Real Simple is a magazine aimed at primarily white, almost exclusively able-bodied women, all of whom are beautiful and have perfectly clean homes. The Real Simple woman regards a single $110 Babaton Thurlow sweater as a budget-friendly purchase and probably saved the money to buy it by turning ice cube trays into jewelry organizers and using pine cones harvested from her own lawn as place card holders at her famously well-hostessed dinner parties. Even with her stressful but fulfilling office job and catching up with her personal trainer at the gym, the Real Simple woman finds the time to make a dinner of open-faced roasted veggie sandwiches for her husband and kids. She does all this confidently and independently, of course, but her long-time subscription to Real Simple magazine certainly helps her iron out all the tricky little details of living such a perfect life.

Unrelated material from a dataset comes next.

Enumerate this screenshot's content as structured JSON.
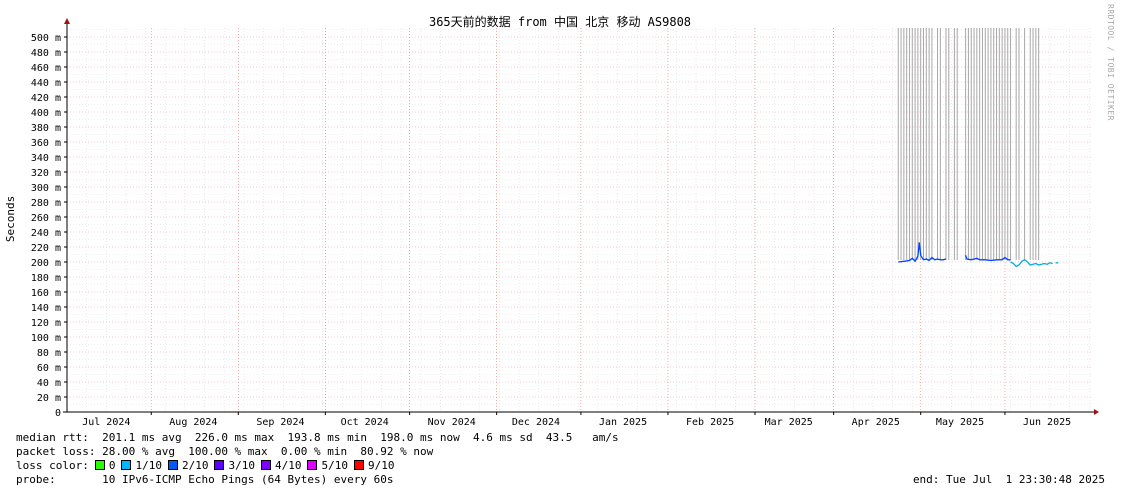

I am in love with the Real Simple woman, though our affair is undoubtedly one-sided. I break up with her when she tries to convince me to take a sabbatical from work even though I’m a part-time food service worker or when my gifted subscription runs out and I’m too broke to renew. Even when we’re not on speaking terms I’ll pull out the big binder of all the Real Simple clippings I’ve saved she’s sent me and think of the life she wanted to share with me as I look over a page recommending the best colors to paint a guest room and sigh. The Real Simple woman doesn’t understand, but she does send me a short relaxation tip to paste in my journal every month anyway.
“I am in love with the Real Simple woman, though our affair is undoubtedly one-sided.”
That’s the problem, though. Real Simple consistently delivers the kindest, most comforting versions of the standard “Have you tried yoga?” response to physical or psychiatric disability because it fails to envision an audience with those disabilities. It recommends “budget” $80 jeans because it cannot reconcile being fashionable with being poor. There is at least a token effort to keep the voices and faces featured on its pages diverse, but you can’t shake the feeling that it’s only skin deep. It is capable of engaging with the realities of class, sexuality, ability, or race for an article but cannot sustain such complexity from cover to cover. It’s a necessary delusion; in order to sell the modern American Dream to women, it must appeal to as wide an audience as possible by refusing to recognize the ways in which that dream is not open to everyone. Everything must be real simple, or it all falls apart.
To live a disabled life is to become intimate with limits. When you acquire or realize your disability in early adulthood, the transition to independence is complicated by having to reinvent the wheel to get anything done. Self-awareness is hard won, and self-advocacy – setting boundaries, requesting accommodations, and speaking up for yourself – is a hard skill to practice. It’s just hard carving out space in a world that’s not built for us.
For a full year now, every Sunday my roommate and I host a ragtag group of friends for a big home-cooked dinner. Almost all of us are queer or disabled, or both. Food and family are simple for few, but for a few precious hours every week, we make some of both together. With food cooking, smoke in the air, and noise levels high, it can be challenging for people with sensory issues. (Hosts included.) Spoons are hard to come by when you’re disabled, both in the figurative and literal sense when accounting for the energy required to clean up after everyone’s gone, so we’ve mostly switched to disposable cutlery. It’s complicated and messy, and every week we get a little better at it. These complications are not a burden because basic accommodations are never a burden. There are some barriers we can’t break. We can’t make our small rented apartment wheelchair accessible, but we can foster an environment where people feel able to advocate for their own needs, and supported when they do.
Real Simple has gotten me through a lot of these with its new recipe inspirations and enough pictures of well-decorated homes to style our apartment after. I’m genuinely grateful for the advice and information always at my fingertips in clippings or the slowly growing shelf of back issues I keep in the dining room cabinet. I have never thrown away an issue, even the ones from which I meticulously extracted every personally relevant or interesting clipping. After all, I have literally bought into the Real Simple dream; I, too, have to labor under the illusion that one day, I’ll get to live it.
I have wanted to be a real simple woman for a very long time, but the truth of it is, I never will. Some days, even calling myself a woman is too much. I will be an autistic, mentally ill lesbian with hypermobility syndrome for the rest of my life, and that life will never be simple. The profound mix of alienation and longing I experience every time I flip through a new Real Simple issue only fuels my conviction that queer disabled people deserve to dream too. The Real Simple woman and I can’t make a life together as we are, but I can cut up, remix, and rebuild her vision of the ideal future into something that is complicated but accessible, something that is more real for it. •
All photos courtesy of Emma Johnson
Emma Johnson is a volunteer archival librarian from Louisville, Kentucky. In her spare time she tries to chronicle the Louisville arts renaissance, reads hockey scores like horoscopes, and chronically stress-bakes. You can find her on twitter, or her arts renaissance project on tumblr.